***** DATASET ENTRIES *****

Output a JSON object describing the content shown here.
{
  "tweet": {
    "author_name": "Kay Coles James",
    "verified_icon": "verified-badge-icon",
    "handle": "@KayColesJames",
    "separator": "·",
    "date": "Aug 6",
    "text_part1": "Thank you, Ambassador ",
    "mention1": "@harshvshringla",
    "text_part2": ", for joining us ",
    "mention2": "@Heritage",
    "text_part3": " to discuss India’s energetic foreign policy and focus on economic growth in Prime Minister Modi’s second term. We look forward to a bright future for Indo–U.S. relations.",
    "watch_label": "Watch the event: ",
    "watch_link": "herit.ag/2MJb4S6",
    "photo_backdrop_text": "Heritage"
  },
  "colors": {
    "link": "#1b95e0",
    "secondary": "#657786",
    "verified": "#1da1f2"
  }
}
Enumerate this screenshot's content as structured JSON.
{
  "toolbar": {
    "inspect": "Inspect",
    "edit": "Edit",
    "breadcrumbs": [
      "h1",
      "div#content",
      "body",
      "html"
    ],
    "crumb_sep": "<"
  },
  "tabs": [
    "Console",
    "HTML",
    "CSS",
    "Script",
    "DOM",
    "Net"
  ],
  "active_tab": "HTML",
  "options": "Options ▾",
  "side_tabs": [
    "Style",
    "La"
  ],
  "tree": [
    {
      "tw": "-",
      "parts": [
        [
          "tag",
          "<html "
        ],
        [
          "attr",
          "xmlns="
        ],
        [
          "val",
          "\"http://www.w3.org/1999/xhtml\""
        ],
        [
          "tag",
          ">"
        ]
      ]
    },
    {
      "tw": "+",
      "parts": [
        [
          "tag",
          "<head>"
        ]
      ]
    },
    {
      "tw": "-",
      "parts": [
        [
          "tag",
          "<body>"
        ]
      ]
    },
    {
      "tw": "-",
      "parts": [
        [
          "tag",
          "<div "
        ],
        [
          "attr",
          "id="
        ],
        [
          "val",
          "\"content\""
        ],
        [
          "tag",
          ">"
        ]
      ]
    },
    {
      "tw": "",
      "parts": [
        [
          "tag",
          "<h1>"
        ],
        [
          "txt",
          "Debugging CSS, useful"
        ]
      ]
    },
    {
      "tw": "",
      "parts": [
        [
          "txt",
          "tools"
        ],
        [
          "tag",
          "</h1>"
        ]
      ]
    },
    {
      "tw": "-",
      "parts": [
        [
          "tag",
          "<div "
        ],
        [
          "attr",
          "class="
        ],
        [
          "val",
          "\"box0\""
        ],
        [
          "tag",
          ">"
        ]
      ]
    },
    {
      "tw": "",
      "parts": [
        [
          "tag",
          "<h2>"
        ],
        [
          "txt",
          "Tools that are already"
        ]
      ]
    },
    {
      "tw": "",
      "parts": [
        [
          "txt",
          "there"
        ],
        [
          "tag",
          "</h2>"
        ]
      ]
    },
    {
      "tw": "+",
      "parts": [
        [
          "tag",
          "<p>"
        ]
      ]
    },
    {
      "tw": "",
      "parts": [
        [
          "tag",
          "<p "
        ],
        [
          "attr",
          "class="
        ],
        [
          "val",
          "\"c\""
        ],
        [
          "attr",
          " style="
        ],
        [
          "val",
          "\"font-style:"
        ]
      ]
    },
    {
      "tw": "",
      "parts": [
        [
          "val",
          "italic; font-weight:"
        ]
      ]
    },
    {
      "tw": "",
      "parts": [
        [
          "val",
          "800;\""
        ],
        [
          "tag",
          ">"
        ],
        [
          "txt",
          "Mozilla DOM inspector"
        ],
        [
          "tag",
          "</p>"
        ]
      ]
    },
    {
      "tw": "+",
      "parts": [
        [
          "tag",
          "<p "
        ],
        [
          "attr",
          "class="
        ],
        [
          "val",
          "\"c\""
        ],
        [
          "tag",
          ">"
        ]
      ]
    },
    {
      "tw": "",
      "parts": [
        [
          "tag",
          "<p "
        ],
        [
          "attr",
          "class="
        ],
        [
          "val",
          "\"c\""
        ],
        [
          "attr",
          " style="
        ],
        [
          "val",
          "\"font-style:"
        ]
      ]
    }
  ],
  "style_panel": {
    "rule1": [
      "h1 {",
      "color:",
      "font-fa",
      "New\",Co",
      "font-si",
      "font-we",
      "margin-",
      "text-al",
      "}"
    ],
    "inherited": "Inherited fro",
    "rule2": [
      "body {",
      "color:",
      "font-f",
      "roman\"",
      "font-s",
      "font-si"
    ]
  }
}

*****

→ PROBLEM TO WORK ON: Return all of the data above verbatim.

→ ANSWER TO THE EXERCISE:
Output a JSON object describing the content shown here.
{
  "tweet": {
    "author_name": "Kay Coles James",
    "verified_icon": "verified-badge-icon",
    "handle": "@KayColesJames",
    "separator": "·",
    "date": "Aug 6",
    "text_part1": "Thank you, Ambassador ",
    "mention1": "@harshvshringla",
    "text_part2": ", for joining us ",
    "mention2": "@Heritage",
    "text_part3": " to discuss India’s energetic foreign policy and focus on economic growth in Prime Minister Modi’s second term. We look forward to a bright future for Indo–U.S. relations.",
    "watch_label": "Watch the event: ",
    "watch_link": "herit.ag/2MJb4S6",
    "photo_backdrop_text": "Heritage"
  },
  "colors": {
    "link": "#1b95e0",
    "secondary": "#657786",
    "verified": "#1da1f2"
  }
}
Enumerate this screenshot's content as structured JSON.
{
  "toolbar": {
    "inspect": "Inspect",
    "edit": "Edit",
    "breadcrumbs": [
      "h1",
      "div#content",
      "body",
      "html"
    ],
    "crumb_sep": "<"
  },
  "tabs": [
    "Console",
    "HTML",
    "CSS",
    "Script",
    "DOM",
    "Net"
  ],
  "active_tab": "HTML",
  "options": "Options ▾",
  "side_tabs": [
    "Style",
    "La"
  ],
  "tree": [
    {
      "tw": "-",
      "parts": [
        [
          "tag",
          "<html "
        ],
        [
          "attr",
          "xmlns="
        ],
        [
          "val",
          "\"http://www.w3.org/1999/xhtml\""
        ],
        [
          "tag",
          ">"
        ]
      ]
    },
    {
      "tw": "+",
      "parts": [
        [
          "tag",
          "<head>"
        ]
      ]
    },
    {
      "tw": "-",
      "parts": [
        [
          "tag",
          "<body>"
        ]
      ]
    },
    {
      "tw": "-",
      "parts": [
        [
          "tag",
          "<div "
        ],
        [
          "attr",
          "id="
        ],
        [
          "val",
          "\"content\""
        ],
        [
          "tag",
          ">"
        ]
      ]
    },
    {
      "tw": "",
      "parts": [
        [
          "tag",
          "<h1>"
        ],
        [
          "txt",
          "Debugging CSS, useful"
        ]
      ]
    },
    {
      "tw": "",
      "parts": [
        [
          "txt",
          "tools"
        ],
        [
          "tag",
          "</h1>"
        ]
      ]
    },
    {
      "tw": "-",
      "parts": [
        [
          "tag",
          "<div "
        ],
        [
          "attr",
          "class="
        ],
        [
          "val",
          "\"box0\""
        ],
        [
          "tag",
          ">"
        ]
      ]
    },
    {
      "tw": "",
      "parts": [
        [
          "tag",
          "<h2>"
        ],
        [
          "txt",
          "Tools that are already"
        ]
      ]
    },
    {
      "tw": "",
      "parts": [
        [
          "txt",
          "there"
        ],
        [
          "tag",
          "</h2>"
        ]
      ]
    },
    {
      "tw": "+",
      "parts": [
        [
          "tag",
          "<p>"
        ]
      ]
    },
    {
      "tw": "",
      "parts": [
        [
          "tag",
          "<p "
        ],
        [
          "attr",
          "class="
        ],
        [
          "val",
          "\"c\""
        ],
        [
          "attr",
          " style="
        ],
        [
          "val",
          "\"font-style:"
        ]
      ]
    },
    {
      "tw": "",
      "parts": [
        [
          "val",
          "italic; font-weight:"
        ]
      ]
    },
    {
      "tw": "",
      "parts": [
        [
          "val",
          "800;\""
        ],
        [
          "tag",
          ">"
        ],
        [
          "txt",
          "Mozilla DOM inspector"
        ],
        [
          "tag",
          "</p>"
        ]
      ]
    },
    {
      "tw": "+",
      "parts": [
        [
          "tag",
          "<p "
        ],
        [
          "attr",
          "class="
        ],
        [
          "val",
          "\"c\""
        ],
        [
          "tag",
          ">"
        ]
      ]
    },
    {
      "tw": "",
      "parts": [
        [
          "tag",
          "<p "
        ],
        [
          "attr",
          "class="
        ],
        [
          "val",
          "\"c\""
        ],
        [
          "attr",
          " style="
        ],
        [
          "val",
          "\"font-style:"
        ]
      ]
    }
  ],
  "style_panel": {
    "rule1": [
      "h1 {",
      "color:",
      "font-fa",
      "New\",Co",
      "font-si",
      "font-we",
      "margin-",
      "text-al",
      "}"
    ],
    "inherited": "Inherited fro",
    "rule2": [
      "body {",
      "color:",
      "font-f",
      "roman\"",
      "font-s",
      "font-si"
    ]
  }
}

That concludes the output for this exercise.